Tim Markley, New Hanover schools superintendent and a reviewer of Entrepreneur’s application, told N.C. Policy Watch he didn’t think the school should have opened.

“The application [for Entrepreneur] came forward two years in a row and I voted against it twice. The entire board turned it down the first time,” said Markley, who previously served on the N.C. Charter Schools Advisory Council.

“Honestly, I thought the financials were’t there,” said Markley. “Their plan for implementing a vocational program wasn’t there. The plan included a lot of vocational teachers, but didn’t exhibit an understanding of the business side of running a school. I was critical of it both times.”

Markley’s assessment was overruled by two other advisory council members who decided to allow Entrepreneur to open, even though they also expressed reservations about the financial and academic plans of the school that can be read in the school’s application here.

Entrepreneur High School is a vocational public charter school that had hoped to enroll 180 students in its first year.
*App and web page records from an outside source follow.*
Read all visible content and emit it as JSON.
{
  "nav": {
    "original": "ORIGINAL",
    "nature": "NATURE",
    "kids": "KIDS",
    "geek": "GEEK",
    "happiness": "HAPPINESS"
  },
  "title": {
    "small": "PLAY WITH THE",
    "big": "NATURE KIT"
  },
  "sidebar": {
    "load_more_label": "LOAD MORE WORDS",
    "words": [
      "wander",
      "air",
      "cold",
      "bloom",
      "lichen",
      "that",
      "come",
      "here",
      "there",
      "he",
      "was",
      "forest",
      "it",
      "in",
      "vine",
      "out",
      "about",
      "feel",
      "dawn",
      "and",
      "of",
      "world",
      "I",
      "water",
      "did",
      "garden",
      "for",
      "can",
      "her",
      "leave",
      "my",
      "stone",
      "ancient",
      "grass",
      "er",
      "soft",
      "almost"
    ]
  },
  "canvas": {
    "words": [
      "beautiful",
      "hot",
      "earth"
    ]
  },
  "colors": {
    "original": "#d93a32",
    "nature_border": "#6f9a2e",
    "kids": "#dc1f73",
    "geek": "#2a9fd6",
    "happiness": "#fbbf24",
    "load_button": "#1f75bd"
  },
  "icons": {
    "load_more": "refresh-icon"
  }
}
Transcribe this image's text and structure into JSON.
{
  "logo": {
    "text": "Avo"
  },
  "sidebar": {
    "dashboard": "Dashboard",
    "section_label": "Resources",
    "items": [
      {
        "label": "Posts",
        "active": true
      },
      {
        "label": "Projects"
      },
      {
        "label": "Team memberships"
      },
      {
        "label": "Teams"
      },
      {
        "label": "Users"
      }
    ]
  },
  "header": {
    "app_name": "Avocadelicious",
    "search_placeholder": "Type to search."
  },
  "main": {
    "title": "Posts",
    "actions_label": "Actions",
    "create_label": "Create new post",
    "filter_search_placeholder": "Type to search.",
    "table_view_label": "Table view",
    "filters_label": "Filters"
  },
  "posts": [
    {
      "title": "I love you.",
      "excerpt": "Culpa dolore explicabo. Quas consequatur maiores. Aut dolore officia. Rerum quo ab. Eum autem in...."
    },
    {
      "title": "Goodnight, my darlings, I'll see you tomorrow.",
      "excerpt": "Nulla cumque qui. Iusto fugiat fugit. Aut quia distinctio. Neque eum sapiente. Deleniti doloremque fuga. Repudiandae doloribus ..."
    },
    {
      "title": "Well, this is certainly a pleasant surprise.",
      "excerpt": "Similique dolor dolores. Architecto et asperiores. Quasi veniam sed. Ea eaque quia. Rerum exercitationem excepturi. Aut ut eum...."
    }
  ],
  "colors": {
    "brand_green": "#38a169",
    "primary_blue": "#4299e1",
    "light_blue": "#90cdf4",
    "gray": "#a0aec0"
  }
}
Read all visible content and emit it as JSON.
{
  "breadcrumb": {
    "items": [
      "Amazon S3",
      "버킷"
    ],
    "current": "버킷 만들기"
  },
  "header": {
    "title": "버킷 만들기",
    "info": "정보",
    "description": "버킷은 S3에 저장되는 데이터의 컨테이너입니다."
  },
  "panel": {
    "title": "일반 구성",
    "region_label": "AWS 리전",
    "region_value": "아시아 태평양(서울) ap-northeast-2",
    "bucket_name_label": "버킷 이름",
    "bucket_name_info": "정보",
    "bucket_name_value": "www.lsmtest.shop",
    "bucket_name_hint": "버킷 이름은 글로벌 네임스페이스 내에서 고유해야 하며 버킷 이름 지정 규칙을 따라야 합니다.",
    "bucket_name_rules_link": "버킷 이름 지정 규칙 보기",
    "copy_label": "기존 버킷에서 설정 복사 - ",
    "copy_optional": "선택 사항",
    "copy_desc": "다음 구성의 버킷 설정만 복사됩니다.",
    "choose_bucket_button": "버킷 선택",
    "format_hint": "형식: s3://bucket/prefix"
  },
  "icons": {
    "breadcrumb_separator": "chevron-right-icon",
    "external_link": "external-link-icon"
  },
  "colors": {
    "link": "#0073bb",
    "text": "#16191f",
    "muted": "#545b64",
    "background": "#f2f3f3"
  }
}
But it only attracted 78 students to start with last September, said the head of the N.C. Office of Charter Schools, Dr. Joel Medley. By January, only 31 students were attending classes.

Those low enrollment numbers — and the fact that the school continued to lose students throughout the fall — left the school in dire financial straits.

Speaking of Dr. Hans Plotseneder, the founder of the school who was fired by its board just before Christmas, Markley said, “he had a lot of passion for the school, but he didn’t have the wherewithal to start a school.”

Andrew Dunn of the Charlotte Observer reported today that Plotseneder plans to reopen the school with a combination of state funds he believes he can secure next month, loans, and a plan to sublease part of the school’s building. His hopes to have a charter management organization (CMO) take over the school eventually.